After the invasion of the White Huns, northern India splits up into lots of individual Hindu kingdoms, and is never really unified. The Muslims start to raid India from 1001, with varying degrees of success, eventually establishing the Mughal Empire in 1527.
Sundry Empires in the South
550 – 1565
The Hindu empires of the Cholas, Pandyas, Cheras, Chalukyas, Pallavas, Hyasalas and the Vijayanagar Kingdom all flourish at various times and in various places in the south. Also a large number of localised city-based kingdoms thrive.
1527 – 1757
The Mughals are great builders and artists, introducing Islam into India but tolerating other religions. The Taj Mahal is built between 1631 and 1653, but the power of the empire declines steadily after the death of the last major emperor in 1707.
1646 – 1803
The Marathas gradually take over the weakening Mughals' lands, defeating the Mughals in 1757, but a defeat in 1761 by Afghanistan stops their expansion, and eventually they decline and fall to the British.
1612 – 1947

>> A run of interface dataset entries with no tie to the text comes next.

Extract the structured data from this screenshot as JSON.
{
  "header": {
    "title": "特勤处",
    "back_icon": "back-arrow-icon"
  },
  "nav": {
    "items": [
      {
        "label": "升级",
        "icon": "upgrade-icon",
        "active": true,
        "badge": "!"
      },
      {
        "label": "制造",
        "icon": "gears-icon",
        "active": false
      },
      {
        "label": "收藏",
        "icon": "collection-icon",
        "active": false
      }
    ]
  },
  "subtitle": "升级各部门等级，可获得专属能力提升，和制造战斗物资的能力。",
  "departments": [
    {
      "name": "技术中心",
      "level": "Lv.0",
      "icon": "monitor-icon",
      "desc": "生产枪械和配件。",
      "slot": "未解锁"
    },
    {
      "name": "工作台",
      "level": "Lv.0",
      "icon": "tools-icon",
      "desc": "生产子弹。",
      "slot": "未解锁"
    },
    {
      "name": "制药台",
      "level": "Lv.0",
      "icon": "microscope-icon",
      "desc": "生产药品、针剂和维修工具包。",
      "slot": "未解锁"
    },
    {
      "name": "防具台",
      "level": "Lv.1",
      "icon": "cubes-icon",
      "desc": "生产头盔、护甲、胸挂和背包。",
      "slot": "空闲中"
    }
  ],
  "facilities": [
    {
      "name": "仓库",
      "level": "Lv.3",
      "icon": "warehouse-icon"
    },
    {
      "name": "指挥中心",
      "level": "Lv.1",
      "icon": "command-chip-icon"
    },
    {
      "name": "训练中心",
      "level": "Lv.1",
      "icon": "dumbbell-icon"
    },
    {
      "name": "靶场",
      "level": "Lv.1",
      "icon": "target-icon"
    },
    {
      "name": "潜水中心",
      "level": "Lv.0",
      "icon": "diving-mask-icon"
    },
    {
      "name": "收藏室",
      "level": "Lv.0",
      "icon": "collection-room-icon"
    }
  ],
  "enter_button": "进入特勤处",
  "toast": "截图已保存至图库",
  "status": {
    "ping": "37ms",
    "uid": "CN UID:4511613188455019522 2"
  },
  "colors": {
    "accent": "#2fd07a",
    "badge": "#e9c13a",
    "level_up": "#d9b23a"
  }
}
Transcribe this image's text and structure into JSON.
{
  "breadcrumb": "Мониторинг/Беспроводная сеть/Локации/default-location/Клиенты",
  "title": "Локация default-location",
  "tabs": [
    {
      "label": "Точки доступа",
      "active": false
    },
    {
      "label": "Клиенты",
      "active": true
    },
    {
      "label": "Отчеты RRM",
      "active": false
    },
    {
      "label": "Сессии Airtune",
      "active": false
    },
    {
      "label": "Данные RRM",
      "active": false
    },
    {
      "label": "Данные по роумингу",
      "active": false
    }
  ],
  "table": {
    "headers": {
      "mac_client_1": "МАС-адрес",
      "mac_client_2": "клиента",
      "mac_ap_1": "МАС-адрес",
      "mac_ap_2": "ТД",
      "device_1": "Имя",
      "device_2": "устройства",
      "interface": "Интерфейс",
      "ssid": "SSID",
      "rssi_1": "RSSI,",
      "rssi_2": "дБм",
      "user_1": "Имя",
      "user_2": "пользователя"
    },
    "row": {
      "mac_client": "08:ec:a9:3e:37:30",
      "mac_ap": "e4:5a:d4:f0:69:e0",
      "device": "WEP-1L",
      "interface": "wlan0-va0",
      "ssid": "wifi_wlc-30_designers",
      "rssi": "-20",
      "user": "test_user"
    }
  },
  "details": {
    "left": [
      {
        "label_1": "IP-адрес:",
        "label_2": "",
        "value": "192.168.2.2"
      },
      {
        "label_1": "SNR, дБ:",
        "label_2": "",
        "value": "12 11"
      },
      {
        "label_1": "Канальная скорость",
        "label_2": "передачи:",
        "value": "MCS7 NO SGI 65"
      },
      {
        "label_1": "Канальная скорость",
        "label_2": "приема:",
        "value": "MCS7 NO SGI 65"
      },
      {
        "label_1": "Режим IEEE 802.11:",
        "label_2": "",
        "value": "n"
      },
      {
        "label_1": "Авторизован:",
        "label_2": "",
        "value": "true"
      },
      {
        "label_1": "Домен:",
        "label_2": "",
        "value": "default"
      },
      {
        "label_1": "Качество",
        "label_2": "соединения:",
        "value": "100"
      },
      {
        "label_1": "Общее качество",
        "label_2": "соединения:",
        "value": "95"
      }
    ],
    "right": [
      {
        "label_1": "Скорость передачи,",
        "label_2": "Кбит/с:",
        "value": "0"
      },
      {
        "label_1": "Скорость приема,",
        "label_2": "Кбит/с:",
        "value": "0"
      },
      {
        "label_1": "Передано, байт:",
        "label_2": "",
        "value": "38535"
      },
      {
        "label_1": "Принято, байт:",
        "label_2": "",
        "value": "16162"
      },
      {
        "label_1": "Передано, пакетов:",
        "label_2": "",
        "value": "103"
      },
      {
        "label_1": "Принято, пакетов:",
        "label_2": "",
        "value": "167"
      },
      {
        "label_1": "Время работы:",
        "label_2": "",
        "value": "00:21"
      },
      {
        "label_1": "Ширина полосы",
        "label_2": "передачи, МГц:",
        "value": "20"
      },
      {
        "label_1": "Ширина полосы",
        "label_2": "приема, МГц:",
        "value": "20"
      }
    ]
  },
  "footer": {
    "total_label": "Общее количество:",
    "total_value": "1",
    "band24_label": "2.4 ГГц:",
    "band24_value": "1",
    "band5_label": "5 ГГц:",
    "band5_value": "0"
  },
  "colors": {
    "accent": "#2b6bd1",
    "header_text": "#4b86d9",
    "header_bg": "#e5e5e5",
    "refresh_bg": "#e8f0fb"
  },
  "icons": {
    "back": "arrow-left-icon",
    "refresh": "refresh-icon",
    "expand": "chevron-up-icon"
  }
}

First British trading post is established at Surat (Gujarat) in 1612. Others follow in Madras (1640), Bombay (1668) and Calcutta (1690). In 1803 the East India Company defeats the Marathas, leaving only the Punjab outside British control; the Punjab is taken in 1849. In 1816 the British and Nepalese reach agreement on the boundaries of Nepal following a two-year war, and mutual respect between the Gurkhas and the British prevents Nepal becoming part of the Indian Empire. In 1857 the Indian Mutiny leads to the British government winding up the East India Company and taking over India itself.
In 1947 India gains independence from Britain, and what we now know as Pakistan and Bangladesh are partitioned off into separate countries, among much rioting and bloodshed. The India we know today is born.